Folk Speech

Folk Speech

Her face would stop an 8-day clock.


My grandmother first heard this folk speech when my great-grandma, her mother, said it.  She was referring to a rather ugly woman.  My grandmother thinks she was around the age of a teenager.   She comments, “In my humble opinion, I think they were no doubt quite descriptive of the feelings of the speaker”.  This phrase is not widely used in today’s society.  As a young adult, I have observed people being more honest about their opinion and simply stating what they truly feel.  Instead of beating around the bush, many would just say, “Damn, she’s ugly!”  I think this is partly due to our society becoming more liberal.  Not only is it socially acceptable to be homosexual but it is also okay to have a child out of wedlock.  The times have certainly changed and so has the speech.  In the era of my grandmother, people were much more conservative and subtle in their opinions.  I am not sure how popular this phrase was but I am confident it was only used among friends or with people one was comfortable with.  Like any comment that is not particularly complimentary, it is refrained from use in the presence of many people.
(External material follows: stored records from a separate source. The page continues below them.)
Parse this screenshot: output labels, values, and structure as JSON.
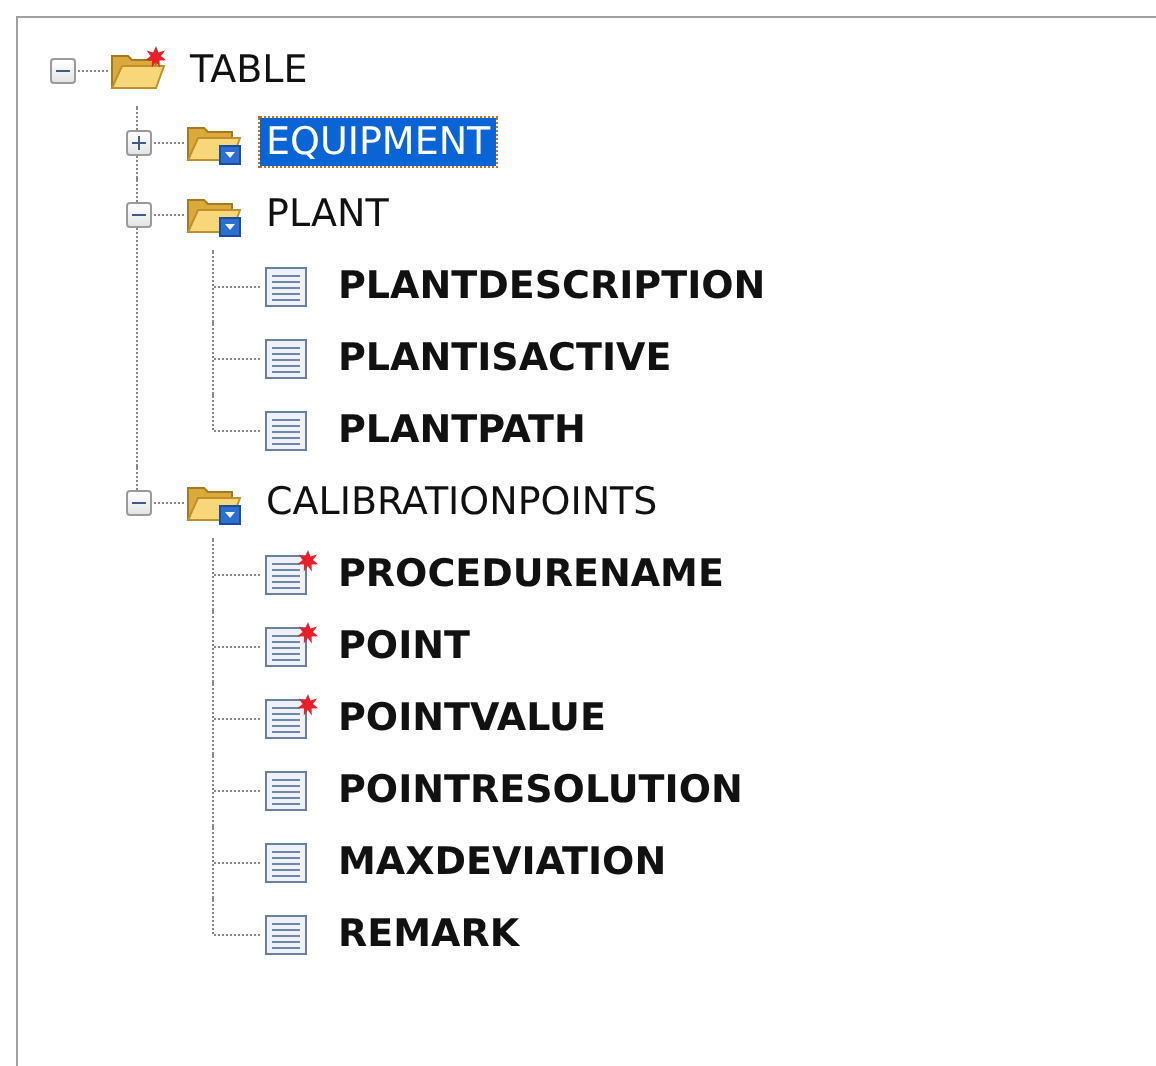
{
  "tree": [
    {
      "label": "TABLE",
      "kind": "root",
      "required": true,
      "expanded": true,
      "selected": false,
      "children": [
        {
          "label": "EQUIPMENT",
          "kind": "folder",
          "required": false,
          "expanded": false,
          "selected": true
        },
        {
          "label": "PLANT",
          "kind": "folder",
          "required": false,
          "expanded": true,
          "selected": false,
          "children": [
            {
              "label": "PLANTDESCRIPTION",
              "kind": "field",
              "required": false,
              "selected": false
            },
            {
              "label": "PLANTISACTIVE",
              "kind": "field",
              "required": false,
              "selected": false
            },
            {
              "label": "PLANTPATH",
              "kind": "field",
              "required": false,
              "selected": false
            }
          ]
        },
        {
          "label": "CALIBRATIONPOINTS",
          "kind": "folder",
          "required": false,
          "expanded": true,
          "selected": false,
          "children": [
            {
              "label": "PROCEDURENAME",
              "kind": "field",
              "required": true,
              "selected": false
            },
            {
              "label": "POINT",
              "kind": "field",
              "required": true,
              "selected": false
            },
            {
              "label": "POINTVALUE",
              "kind": "field",
              "required": true,
              "selected": false
            },
            {
              "label": "POINTRESOLUTION",
              "kind": "field",
              "required": false,
              "selected": false
            },
            {
              "label": "MAXDEVIATION",
              "kind": "field",
              "required": false,
              "selected": false
            },
            {
              "label": "REMARK",
              "kind": "field",
              "required": false,
              "selected": false
            }
          ]
        }
      ]
    }
  ]
}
Contrary to the real meaning of this phrase, when I first heard it, I thought it was referring to a very attractive woman—so good looking that she would stop the normal work of people.  This, however, proved to be quite the opposite of what it is.  I am not sure why this was my initial reaction to the phrase.  Thinking back on it, comments and jokes about ‘ugly’ people are more frequent that compliments.  This is probably because of human being’s natural desire to make themselves feel better and put others down when feeling insecure.

Although my grandmother grew up on the west coast of the United States, I found out this phrase was quite popular in Middle America.  For further reference on this folk speech refer to Proverbs and Proverbial Phrases of Illinois.


Barbour, Frances M. Proverbs and Proverbial Phrases of Illinois. Southern Illinois:  University Press, 1965. Page 60.